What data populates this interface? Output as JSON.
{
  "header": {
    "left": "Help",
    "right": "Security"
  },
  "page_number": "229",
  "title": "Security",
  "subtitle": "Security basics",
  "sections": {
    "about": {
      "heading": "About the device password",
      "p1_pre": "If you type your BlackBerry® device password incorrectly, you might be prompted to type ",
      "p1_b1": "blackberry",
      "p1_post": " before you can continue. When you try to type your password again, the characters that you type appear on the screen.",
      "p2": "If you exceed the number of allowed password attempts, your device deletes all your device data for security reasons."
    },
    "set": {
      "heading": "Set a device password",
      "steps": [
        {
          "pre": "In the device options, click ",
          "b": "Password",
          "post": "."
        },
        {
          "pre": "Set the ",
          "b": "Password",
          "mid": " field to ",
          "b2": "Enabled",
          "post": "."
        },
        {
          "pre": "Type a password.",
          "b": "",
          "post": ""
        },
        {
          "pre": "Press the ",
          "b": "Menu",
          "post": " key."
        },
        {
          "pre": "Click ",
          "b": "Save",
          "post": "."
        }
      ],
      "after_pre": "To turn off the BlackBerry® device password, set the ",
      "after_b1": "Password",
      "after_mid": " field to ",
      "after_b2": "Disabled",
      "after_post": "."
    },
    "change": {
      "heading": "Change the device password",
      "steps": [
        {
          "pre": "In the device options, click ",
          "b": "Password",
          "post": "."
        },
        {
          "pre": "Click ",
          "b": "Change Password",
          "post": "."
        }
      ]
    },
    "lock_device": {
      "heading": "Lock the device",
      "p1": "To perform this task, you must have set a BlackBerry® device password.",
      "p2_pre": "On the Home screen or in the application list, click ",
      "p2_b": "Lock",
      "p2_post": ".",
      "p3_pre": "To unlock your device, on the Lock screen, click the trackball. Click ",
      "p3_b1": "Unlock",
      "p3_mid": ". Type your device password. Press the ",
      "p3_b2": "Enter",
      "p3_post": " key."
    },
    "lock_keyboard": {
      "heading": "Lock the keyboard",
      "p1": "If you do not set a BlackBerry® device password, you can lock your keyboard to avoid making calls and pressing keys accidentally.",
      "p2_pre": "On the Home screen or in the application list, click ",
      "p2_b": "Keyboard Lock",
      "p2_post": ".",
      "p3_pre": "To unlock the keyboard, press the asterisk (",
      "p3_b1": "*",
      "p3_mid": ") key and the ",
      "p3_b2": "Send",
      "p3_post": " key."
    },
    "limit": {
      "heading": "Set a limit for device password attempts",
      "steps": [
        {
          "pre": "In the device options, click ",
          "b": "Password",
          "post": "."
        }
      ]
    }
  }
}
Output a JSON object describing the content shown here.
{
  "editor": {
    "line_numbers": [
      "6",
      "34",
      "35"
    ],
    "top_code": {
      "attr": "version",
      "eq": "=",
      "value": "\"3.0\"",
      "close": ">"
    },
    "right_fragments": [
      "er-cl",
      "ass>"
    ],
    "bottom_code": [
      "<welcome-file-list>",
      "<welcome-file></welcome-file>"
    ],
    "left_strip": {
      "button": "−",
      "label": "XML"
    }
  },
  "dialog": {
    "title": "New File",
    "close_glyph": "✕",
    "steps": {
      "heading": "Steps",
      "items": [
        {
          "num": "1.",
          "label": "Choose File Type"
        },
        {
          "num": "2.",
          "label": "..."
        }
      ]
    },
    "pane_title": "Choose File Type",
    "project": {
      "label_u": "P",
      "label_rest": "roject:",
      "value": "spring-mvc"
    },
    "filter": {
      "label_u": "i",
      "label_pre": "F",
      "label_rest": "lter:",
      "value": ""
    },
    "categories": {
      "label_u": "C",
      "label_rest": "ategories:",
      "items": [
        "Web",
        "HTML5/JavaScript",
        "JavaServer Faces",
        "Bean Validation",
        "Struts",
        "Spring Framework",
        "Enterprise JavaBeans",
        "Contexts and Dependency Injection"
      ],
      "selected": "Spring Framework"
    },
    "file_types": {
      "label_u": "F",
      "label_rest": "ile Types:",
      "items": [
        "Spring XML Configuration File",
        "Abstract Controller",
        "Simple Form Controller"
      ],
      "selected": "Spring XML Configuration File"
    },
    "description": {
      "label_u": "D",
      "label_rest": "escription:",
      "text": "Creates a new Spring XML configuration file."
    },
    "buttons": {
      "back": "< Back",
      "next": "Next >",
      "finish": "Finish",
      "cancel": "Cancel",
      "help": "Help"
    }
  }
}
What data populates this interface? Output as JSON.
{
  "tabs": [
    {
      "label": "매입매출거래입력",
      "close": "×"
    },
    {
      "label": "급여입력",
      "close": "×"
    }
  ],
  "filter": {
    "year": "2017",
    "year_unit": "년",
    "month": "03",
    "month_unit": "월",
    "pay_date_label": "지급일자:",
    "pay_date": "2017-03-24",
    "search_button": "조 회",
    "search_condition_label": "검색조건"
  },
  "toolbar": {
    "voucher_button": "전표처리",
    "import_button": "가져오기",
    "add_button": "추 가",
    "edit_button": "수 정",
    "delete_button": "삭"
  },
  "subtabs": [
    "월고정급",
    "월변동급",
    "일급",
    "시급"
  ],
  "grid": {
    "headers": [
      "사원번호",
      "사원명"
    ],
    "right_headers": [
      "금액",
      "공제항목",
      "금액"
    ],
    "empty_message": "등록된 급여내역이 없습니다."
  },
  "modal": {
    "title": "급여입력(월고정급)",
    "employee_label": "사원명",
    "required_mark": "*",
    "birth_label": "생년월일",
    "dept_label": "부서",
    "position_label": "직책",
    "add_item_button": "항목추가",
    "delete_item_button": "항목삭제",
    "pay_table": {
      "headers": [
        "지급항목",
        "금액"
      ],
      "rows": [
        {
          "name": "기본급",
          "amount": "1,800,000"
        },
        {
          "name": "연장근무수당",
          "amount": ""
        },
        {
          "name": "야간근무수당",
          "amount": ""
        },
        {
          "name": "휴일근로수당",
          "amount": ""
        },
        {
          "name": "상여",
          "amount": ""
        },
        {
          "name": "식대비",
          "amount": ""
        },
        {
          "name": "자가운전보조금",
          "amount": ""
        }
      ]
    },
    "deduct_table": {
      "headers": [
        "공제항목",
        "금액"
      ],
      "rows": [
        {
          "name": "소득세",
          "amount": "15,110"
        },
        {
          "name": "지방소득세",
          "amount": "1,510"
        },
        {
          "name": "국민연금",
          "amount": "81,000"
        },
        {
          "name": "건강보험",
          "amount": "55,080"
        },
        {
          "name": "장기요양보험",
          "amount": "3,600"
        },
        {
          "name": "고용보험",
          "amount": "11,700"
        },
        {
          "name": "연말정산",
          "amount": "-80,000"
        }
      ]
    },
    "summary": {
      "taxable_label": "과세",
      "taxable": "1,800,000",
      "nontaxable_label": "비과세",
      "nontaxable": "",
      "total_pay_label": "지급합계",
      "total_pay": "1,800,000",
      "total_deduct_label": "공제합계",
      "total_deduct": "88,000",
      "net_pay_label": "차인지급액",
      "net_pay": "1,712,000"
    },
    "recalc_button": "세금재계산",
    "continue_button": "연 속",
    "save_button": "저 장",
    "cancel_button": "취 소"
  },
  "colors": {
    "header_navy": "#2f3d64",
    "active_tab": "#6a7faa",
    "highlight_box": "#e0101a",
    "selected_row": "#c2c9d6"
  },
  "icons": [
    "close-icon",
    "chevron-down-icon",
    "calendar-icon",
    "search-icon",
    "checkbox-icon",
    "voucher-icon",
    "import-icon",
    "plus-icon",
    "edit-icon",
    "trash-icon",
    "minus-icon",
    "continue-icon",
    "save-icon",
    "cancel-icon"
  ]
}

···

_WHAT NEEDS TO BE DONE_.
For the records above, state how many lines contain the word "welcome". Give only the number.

_RESPONSE AREA_.
2